No- A deed in Texas does not have to be recorded for the transfer of the property to be effective. It will always be the advice of your attorney to record the deed for the property for a whole host of reasons, but if somewhere along the lines a deed was not recorded, it is not necessarily the end of the world.
Recording a deed is simply making the deed part of the public record. Title companies and insurance agencies are able to find the property records and information regarding easements and setbacks if the deeds are recorded. When you record your property deed, you are putting the public on notice of the information contained in the deed such as the property description and boundaries, and the owners of record.
What you are NOT doing is validating the deed. In fact, Texas recorder’s offices will file and record whatever deed you send them, whether it is valid or not. It is not the job of the County Recorder to make sure that your deed meets the basic requirements of a valid deed or to ensure that the property description meets the minimum standards—This should be on your attorney or whomever is drafting your Warranty Deed.
So, put simply, if your deed was not recorded or you have discovered unrecorded deeds in your chain of title, there is no need to worry. The deeds themselves will still be valid and you can file correction instruments to correct any mistakes.

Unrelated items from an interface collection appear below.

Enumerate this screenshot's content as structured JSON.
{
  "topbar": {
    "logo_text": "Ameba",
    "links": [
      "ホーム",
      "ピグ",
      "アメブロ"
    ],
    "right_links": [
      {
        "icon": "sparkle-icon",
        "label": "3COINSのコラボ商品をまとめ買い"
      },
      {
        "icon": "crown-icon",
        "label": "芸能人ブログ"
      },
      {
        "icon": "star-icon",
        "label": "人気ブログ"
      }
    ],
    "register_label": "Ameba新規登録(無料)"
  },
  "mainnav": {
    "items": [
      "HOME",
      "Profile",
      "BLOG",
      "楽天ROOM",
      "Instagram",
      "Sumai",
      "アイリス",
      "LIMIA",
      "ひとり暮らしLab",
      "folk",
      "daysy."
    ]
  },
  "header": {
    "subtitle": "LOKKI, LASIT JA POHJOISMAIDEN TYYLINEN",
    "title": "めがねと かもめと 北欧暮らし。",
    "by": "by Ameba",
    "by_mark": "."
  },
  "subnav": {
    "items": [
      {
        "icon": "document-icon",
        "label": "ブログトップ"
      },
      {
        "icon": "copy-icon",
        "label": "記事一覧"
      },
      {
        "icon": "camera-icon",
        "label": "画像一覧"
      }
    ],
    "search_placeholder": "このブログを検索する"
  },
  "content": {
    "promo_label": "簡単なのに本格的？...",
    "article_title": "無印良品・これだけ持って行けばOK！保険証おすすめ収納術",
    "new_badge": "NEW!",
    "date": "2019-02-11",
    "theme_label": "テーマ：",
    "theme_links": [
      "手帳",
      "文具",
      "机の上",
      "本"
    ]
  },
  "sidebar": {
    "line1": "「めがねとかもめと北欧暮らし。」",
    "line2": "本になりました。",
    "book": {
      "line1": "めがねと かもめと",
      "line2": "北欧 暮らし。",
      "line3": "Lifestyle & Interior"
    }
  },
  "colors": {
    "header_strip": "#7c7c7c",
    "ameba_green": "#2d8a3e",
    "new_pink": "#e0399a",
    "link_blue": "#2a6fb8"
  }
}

If you are transferring property and want to ensure the deeds you are considering are correct, a free consultation with Texas Real Estate Attorney Nathaniel Gilbert can help answer your questions regarding property deeds in Texas. If you’d like to learn more about real estate law in Texas.